*** Given information ***

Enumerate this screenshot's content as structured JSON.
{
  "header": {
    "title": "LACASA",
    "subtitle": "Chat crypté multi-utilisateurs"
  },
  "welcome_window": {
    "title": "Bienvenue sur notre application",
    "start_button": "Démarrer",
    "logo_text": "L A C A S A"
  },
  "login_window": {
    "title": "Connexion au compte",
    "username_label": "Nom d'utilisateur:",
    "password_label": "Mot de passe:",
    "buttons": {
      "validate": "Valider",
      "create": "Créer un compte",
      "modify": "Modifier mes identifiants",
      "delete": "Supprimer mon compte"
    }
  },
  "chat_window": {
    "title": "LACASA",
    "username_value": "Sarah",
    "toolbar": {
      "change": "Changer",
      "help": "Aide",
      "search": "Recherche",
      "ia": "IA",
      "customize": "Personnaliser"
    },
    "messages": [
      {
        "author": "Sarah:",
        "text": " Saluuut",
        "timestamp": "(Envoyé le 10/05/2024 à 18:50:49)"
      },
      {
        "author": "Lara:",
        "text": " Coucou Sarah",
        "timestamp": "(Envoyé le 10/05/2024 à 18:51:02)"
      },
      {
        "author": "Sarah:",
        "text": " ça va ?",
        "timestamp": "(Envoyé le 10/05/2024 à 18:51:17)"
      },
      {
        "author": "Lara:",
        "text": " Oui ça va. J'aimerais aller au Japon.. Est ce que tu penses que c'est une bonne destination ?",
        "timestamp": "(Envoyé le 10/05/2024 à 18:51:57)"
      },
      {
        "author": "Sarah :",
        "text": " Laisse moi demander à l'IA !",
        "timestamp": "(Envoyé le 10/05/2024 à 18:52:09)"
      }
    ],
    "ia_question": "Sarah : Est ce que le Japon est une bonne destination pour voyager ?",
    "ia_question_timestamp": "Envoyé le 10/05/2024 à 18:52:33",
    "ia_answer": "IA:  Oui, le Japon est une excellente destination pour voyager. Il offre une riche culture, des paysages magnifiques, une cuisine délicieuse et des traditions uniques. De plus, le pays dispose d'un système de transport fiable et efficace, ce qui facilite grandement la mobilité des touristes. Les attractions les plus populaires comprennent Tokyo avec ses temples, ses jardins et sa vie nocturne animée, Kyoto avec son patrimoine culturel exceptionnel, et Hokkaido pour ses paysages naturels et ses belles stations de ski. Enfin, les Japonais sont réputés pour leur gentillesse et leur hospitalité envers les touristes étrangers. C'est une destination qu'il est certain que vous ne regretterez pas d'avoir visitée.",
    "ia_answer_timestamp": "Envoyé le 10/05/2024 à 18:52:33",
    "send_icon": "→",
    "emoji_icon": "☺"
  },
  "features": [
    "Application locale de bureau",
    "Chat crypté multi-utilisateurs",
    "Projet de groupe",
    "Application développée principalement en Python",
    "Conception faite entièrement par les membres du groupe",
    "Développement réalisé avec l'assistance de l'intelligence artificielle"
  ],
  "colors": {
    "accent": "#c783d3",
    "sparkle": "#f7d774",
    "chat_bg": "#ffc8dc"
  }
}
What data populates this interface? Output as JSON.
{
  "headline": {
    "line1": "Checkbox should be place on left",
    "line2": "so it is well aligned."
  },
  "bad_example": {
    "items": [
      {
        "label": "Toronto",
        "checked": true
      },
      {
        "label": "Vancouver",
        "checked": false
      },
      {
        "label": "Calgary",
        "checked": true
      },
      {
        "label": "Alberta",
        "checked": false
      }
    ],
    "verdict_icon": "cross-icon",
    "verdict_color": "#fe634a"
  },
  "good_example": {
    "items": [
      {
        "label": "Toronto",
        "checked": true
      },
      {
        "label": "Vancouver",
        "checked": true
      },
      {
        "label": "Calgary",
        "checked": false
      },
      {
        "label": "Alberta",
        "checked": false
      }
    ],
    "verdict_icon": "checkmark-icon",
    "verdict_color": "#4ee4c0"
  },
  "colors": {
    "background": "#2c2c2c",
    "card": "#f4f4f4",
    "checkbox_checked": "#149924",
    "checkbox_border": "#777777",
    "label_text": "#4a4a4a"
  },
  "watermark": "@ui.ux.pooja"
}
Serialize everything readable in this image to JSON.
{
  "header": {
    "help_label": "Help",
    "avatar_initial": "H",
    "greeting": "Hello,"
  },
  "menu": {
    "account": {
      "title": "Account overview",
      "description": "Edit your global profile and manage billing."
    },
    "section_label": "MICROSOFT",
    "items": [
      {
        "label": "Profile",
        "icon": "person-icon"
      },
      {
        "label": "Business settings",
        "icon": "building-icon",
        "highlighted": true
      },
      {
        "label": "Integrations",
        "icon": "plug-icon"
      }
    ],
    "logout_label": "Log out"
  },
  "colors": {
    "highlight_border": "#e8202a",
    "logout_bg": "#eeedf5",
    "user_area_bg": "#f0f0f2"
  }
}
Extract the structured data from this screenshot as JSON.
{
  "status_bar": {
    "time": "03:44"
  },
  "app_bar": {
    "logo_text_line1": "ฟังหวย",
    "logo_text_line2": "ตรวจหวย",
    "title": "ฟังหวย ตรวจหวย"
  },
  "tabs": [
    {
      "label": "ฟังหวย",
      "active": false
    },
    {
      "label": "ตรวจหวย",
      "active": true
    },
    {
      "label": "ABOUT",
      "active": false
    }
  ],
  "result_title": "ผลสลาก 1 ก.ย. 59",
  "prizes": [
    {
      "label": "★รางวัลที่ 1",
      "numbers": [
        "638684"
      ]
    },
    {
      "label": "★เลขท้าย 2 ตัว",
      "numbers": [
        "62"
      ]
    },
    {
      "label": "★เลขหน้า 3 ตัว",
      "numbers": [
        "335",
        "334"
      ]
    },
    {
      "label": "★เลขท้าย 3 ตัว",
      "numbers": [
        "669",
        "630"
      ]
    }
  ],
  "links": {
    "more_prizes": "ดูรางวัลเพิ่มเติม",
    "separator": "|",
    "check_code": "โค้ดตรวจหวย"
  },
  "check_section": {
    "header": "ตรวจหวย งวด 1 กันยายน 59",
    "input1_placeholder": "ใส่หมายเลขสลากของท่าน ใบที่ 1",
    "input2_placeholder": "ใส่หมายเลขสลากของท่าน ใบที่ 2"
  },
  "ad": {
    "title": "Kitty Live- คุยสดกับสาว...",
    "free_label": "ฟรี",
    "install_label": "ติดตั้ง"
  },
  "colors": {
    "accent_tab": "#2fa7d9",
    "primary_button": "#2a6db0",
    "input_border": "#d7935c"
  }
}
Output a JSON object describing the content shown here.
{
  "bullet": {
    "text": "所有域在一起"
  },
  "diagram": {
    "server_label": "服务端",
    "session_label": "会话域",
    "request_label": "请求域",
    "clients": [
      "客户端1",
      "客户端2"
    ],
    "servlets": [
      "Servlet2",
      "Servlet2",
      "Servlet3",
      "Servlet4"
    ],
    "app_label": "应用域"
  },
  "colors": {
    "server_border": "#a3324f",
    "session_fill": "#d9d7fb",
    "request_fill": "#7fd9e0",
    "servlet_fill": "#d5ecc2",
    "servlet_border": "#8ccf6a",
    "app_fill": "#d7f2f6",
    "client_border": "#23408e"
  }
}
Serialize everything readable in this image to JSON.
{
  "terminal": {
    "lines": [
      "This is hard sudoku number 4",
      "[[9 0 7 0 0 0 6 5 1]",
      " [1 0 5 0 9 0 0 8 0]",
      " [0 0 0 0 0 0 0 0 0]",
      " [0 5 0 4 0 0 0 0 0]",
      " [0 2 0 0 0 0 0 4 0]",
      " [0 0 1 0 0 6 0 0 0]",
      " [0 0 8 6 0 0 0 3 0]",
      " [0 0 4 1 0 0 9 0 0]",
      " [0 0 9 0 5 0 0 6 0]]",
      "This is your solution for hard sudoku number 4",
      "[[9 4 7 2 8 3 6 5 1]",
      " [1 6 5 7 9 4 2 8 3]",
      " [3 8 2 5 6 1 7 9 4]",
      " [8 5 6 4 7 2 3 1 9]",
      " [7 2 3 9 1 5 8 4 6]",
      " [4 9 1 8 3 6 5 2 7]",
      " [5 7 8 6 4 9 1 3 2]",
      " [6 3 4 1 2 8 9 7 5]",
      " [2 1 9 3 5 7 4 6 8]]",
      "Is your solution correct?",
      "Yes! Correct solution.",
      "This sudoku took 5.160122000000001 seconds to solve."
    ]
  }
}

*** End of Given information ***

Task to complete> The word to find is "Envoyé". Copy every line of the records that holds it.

Answer section>
        "timestamp": "(Envoyé le 10/05/2024 à 18:50:49)"
        "timestamp": "(Envoyé le 10/05/2024 à 18:51:02)"
        "timestamp": "(Envoyé le 10/05/2024 à 18:51:17)"
        "timestamp": "(Envoyé le 10/05/2024 à 18:51:57)"
        "timestamp": "(Envoyé le 10/05/2024 à 18:52:09)"
    "ia_question_timestamp": "Envoyé le 10/05/2024 à 18:52:33",
    "ia_answer_timestamp": "Envoyé le 10/05/2024 à 18:52:33",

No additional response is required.